CO Brandon Hartleben observed a group of waterfowl hunters in a cut corn field along the Huron River during the late-late goose season while patrolling Washtenaw County. A check of the licenses and equipment of the large group of hunters revealed a subject hunting without a Federal Migratory Bird Stamp and another individual hunting without a state waterfowl license. Both subjects were issued citations for the violations.
CO Eric Smither assisted the Lenawee County Sheriff’s Office on a possible suicidal subject known to frequent Lake Hudson Recreation Area. CO Smither located the subject’s vehicle parked in the recreation area and advised Lenawee Central Dispatch of the location.
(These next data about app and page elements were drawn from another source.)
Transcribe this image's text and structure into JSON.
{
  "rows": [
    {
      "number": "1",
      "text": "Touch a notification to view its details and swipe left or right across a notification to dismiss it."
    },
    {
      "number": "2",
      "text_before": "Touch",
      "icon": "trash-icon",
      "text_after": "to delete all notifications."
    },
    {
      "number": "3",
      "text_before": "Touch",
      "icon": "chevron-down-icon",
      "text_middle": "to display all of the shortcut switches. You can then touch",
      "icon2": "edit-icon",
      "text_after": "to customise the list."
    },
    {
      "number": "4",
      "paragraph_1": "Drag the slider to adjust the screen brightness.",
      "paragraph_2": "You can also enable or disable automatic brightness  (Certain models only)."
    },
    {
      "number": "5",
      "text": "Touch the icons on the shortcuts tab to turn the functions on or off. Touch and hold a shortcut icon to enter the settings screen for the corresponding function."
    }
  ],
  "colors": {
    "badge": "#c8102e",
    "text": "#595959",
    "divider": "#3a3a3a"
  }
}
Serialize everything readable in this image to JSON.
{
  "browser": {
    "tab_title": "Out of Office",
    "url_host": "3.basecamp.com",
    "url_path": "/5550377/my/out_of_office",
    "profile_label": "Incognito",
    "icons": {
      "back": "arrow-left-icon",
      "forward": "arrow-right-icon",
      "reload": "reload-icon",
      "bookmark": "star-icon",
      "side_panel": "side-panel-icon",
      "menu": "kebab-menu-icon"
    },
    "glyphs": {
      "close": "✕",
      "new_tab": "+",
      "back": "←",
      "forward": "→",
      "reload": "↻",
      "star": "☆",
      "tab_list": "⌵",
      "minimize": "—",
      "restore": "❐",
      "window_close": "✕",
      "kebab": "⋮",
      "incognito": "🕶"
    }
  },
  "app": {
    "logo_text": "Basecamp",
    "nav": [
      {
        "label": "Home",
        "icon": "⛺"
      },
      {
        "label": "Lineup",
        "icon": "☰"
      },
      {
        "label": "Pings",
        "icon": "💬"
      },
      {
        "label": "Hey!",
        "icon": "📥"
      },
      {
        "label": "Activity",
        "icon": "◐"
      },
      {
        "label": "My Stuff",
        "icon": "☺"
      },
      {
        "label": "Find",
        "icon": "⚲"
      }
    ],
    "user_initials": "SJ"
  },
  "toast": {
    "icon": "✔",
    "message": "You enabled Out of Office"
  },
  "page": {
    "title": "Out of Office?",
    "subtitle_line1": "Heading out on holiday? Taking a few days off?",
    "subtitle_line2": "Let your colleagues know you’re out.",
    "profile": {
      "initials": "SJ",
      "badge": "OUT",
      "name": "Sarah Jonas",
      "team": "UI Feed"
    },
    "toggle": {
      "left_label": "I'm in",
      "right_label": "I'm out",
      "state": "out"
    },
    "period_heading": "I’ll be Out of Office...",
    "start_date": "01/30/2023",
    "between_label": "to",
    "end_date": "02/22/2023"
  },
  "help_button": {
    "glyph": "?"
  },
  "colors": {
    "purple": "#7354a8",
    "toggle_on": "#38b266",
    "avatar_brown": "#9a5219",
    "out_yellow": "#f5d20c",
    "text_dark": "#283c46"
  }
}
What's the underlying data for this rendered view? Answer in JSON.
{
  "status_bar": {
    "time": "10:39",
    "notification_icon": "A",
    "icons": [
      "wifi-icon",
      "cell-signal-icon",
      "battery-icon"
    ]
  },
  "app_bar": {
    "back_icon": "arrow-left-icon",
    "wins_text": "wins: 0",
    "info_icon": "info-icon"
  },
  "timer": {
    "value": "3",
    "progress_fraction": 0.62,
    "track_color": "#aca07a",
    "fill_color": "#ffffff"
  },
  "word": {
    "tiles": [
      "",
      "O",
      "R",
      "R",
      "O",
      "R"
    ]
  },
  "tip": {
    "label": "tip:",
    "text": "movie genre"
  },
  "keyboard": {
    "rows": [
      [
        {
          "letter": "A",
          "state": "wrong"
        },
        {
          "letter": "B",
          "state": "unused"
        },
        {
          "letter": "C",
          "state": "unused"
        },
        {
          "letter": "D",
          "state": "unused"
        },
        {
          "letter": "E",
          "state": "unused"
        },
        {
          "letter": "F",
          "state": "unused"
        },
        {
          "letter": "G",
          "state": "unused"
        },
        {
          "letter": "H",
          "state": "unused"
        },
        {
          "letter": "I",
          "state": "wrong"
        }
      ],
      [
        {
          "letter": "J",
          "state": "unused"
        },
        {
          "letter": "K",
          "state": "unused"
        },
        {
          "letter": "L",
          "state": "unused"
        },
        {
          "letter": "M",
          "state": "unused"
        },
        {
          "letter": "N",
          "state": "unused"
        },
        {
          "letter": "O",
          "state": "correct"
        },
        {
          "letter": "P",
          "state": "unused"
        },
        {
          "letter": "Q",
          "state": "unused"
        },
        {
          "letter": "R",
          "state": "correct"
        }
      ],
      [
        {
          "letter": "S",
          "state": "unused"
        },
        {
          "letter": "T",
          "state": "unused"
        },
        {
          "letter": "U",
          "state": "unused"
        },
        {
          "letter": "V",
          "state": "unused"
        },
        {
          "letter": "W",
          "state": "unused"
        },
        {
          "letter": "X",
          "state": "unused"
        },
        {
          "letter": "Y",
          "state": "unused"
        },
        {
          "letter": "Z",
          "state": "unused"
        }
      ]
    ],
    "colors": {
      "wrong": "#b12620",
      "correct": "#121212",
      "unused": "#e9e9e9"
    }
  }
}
CO Smither assisted the Lenawee County Sheriff’s Office and Morenci Police Department on a short search of the surrounding area before the subject was located safely near the boat launch by deputies. The subject was transported to the hospital by family.
While working Belle Isle, CO Dan Walzak was passed by a car travelling at upwards of 70 miles per hour. Immediately after passing the patrol vehicle, the car passed another two vehicles – without using turn signals – at close to the same speed and weaving in and out of traffic. CO Walzak activated his emergency lights and was able to bring the car to a stop. Upon contacting the driver, CO Walzak advised him of the reason why he was stopped and asked the driver if he knew what the speed limit was on the island. The driver stated that he knew that the speed limit was 25 miles per hour, but he liked to drive fast and knew that Belle Isle was sometimes used as a racecourse (Grand Prix). CO Walzak collected the driver’s license, registration, and proof of insurance, and returned to his patrol vehicle. There, he ran the driver through the LEIN system and found that the driver had a misdemeanor warrant for his arrest for failing to appear on a charge of retail fraud. The issuing agency requested that CO Walzak advise and release the driver. CO Walzak advised the driver of the warrant and released him with a citation for careless driving.
GREAT LAKES ENFORCEMENT UNIT (GLEU)
Cpl. Troy Van Gelderen assisted USFWS agents in Jackson with an interview of a subject who had illegally purchased a giant snakehead fish from out of state.
Cpls. Troy Van Gelderen and Justin Vanderlinde conducted numerous bait shop inspections throughout Oceana, Newaygo, Mecosta, and Montcalm Counties. One bait shop was found to have numerous game fish in their minnow tanks. A warning was issued, and the fish were seized.